Records provided:
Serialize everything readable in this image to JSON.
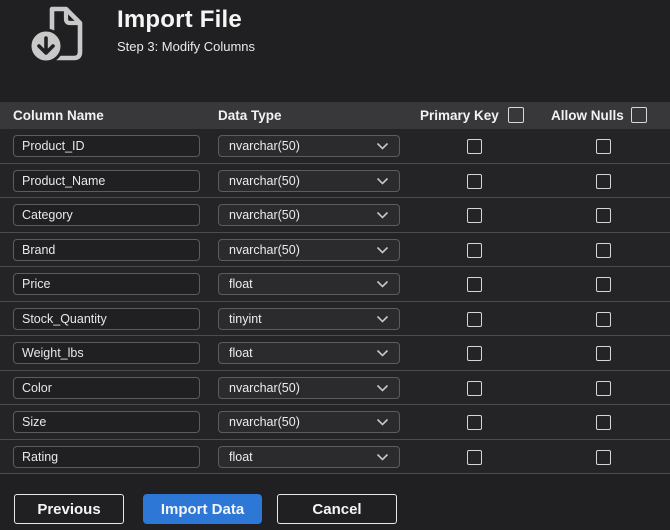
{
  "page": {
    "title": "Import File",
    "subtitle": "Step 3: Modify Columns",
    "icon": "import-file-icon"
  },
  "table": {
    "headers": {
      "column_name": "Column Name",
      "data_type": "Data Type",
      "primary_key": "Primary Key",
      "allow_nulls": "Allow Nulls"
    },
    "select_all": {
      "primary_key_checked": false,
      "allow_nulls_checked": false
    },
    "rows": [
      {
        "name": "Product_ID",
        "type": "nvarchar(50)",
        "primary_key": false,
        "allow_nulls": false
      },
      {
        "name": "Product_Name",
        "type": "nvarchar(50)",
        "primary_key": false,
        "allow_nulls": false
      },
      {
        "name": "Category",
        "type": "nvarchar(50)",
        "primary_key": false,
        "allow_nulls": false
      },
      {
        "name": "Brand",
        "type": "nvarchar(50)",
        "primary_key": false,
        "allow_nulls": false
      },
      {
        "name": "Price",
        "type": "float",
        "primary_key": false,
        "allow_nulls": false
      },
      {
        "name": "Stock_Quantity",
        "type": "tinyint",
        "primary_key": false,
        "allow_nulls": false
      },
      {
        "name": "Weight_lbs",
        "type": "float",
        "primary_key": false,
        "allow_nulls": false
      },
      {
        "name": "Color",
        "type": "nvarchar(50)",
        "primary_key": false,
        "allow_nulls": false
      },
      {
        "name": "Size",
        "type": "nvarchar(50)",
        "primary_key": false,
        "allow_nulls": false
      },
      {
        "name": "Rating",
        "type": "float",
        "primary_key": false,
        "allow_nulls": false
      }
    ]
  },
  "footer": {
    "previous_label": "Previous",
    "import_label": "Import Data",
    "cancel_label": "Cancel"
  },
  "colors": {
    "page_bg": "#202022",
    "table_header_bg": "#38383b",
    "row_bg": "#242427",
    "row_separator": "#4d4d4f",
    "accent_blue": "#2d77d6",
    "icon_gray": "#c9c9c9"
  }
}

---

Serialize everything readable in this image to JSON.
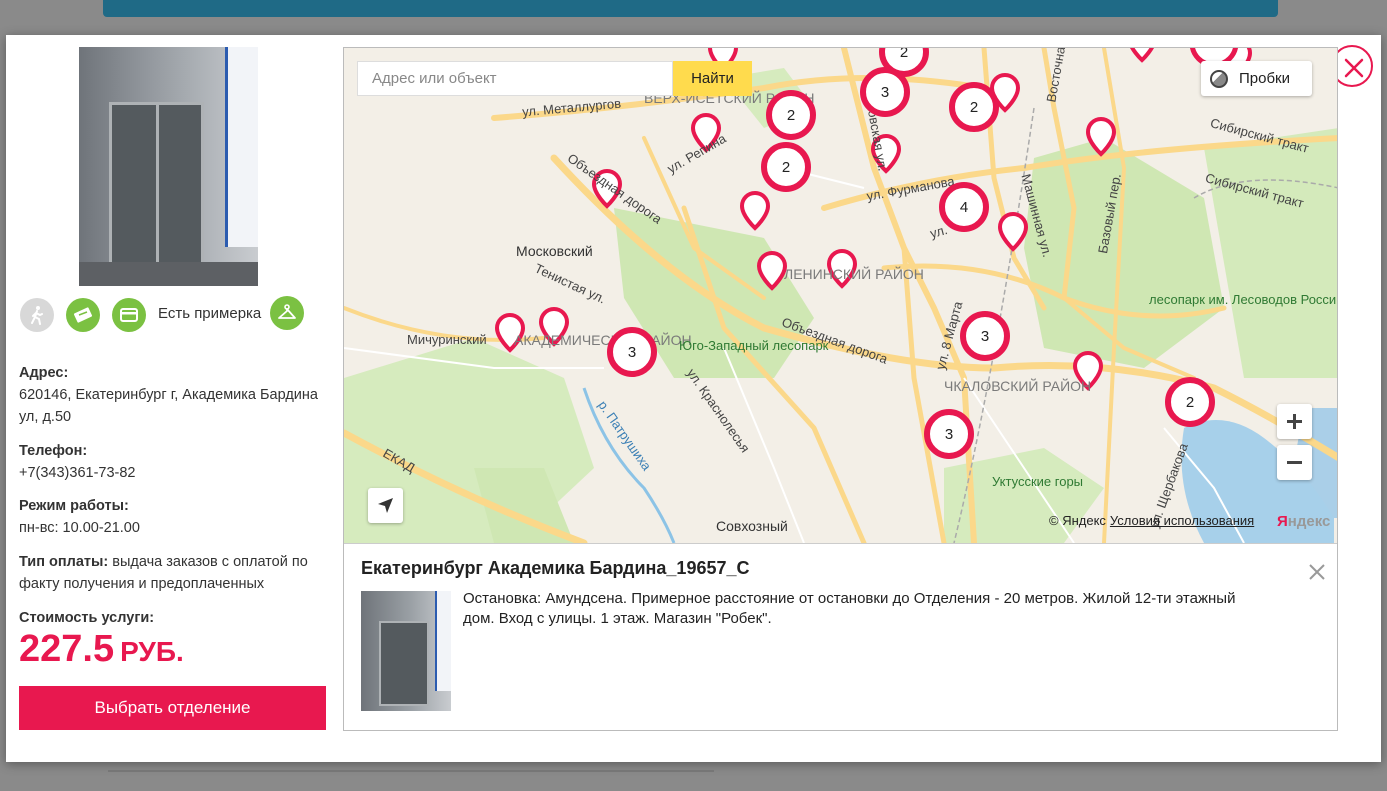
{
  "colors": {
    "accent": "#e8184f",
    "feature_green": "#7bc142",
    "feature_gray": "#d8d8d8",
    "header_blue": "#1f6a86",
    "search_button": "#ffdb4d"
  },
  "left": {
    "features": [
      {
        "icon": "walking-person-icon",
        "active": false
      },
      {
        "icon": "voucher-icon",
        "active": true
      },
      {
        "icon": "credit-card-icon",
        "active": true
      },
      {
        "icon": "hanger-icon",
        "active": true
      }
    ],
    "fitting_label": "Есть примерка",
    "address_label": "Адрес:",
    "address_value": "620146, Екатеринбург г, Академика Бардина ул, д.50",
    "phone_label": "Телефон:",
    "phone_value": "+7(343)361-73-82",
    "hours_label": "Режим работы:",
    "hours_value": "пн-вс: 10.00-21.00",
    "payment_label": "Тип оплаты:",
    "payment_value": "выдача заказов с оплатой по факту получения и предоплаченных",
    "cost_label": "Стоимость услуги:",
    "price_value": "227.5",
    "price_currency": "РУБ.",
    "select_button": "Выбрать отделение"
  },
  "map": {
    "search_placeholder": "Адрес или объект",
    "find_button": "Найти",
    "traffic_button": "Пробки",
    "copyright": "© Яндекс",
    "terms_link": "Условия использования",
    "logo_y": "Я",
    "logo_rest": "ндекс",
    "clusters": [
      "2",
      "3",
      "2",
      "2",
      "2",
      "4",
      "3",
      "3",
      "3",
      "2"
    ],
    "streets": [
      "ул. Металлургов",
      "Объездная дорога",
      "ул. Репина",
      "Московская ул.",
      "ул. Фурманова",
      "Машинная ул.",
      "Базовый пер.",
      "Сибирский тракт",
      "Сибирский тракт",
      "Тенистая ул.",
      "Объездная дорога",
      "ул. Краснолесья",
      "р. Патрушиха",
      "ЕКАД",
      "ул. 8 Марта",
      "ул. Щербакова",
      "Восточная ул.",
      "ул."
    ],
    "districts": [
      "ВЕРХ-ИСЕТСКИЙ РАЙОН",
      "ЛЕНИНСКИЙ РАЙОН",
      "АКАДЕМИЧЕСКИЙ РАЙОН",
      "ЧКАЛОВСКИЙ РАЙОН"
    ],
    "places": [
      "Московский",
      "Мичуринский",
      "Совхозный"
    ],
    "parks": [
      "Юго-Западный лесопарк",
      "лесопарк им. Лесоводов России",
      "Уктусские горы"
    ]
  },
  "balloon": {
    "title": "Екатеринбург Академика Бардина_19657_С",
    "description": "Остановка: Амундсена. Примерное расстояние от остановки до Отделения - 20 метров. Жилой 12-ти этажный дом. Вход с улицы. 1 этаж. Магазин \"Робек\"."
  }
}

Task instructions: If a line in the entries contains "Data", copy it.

Response box:
      "data_type": "Data Type",
    "import_label": "Import Data",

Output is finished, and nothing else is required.